The judicial phrase inter sīcāriōs means ‘on the charge of assassination.’ I’m not sure if this is as general use of inter (neither A&G nor L&S seems to say) but if I may title the ‘criminal inter‘ (from crīmen, charge/accusation) preposition, then consider the following possibilities:
inter impudentēs: on the charge of shamelessness
inter cinaedōs: on the charge of sodomy
By any and all means, correct me if I’m crazy or defend me if you think I might be on to something. I realize this is speculation; we only have limited textual data to support a theory on either side—it’s really a matter of personal judgment and extrapolation based on our available resources.
One of the more idiomatic uses of the Latin accusative is a part for whole construction, the synechdochical (συνεκδοχή) accusative, wherein the accusative subject specifies the range of the verb or adjective. This is also called the Greek Accusative, or the Accusative of Specification.
Caput nectentur: they shall be bound at the head.
Nūda genū fuit: she was bare to the knees.
Femur trāgulā ictus vēnit: he arrived wounded in the thigh by a dark.
The vocative macte is a party to a particular Latin idiom that you may encounter. Macte is the imperative of the Latin second declension adjective mactus (blessed, honored, cf. Greek μακάριος).
The idiom runs like this:
Macte (estō) (virtūte): success attend your honor!
Now, the ‘standard’ rendering offered by A&G (^^^) is a little too translationese, in my view. Something like, ‘be blessed in honor’ would more closely attend to the syntax of each word.
Further, realize that both estō and virtūte are optional, but at least one of the two must be present (macte estō virtūte, macte estō, macte virtūte).
With just macte! we have a different idiom all together (blessed! — something like the English ‘fantastic’ or ‘awesome’ or ‘that’s great.’)

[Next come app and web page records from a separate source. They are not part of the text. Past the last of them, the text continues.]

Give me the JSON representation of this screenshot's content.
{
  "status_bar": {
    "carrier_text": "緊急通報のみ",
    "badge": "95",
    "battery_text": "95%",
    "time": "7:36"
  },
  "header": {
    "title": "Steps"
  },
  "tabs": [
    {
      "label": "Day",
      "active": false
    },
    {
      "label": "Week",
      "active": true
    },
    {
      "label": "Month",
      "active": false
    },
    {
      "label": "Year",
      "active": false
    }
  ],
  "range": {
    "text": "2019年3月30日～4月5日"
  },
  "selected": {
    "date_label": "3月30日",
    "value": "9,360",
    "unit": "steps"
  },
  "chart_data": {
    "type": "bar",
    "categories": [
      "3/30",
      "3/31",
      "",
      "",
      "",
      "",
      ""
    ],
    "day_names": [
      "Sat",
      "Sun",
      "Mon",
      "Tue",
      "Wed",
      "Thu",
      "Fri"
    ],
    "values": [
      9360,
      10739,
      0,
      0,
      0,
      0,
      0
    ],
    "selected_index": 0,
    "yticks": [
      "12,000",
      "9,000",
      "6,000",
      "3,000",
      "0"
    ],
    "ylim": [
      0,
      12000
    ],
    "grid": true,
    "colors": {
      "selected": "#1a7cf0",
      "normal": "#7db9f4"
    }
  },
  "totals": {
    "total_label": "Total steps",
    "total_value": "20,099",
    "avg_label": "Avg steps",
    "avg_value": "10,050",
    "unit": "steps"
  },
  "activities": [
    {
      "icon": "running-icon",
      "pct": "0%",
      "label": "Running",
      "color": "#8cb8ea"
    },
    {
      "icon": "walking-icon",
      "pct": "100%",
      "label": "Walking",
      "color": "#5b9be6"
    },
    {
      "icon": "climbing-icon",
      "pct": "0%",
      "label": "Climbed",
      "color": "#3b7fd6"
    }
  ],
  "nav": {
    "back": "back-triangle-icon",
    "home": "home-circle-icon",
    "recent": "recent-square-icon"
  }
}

Finally, we should echo A&G’s hesitation about the fact that the quantity of the final -e in macte is indiscernible given the extant verse poetry that contains this idiom, and therefore it might actually be mactē, an adverb. It is a matter of scholarly dispute.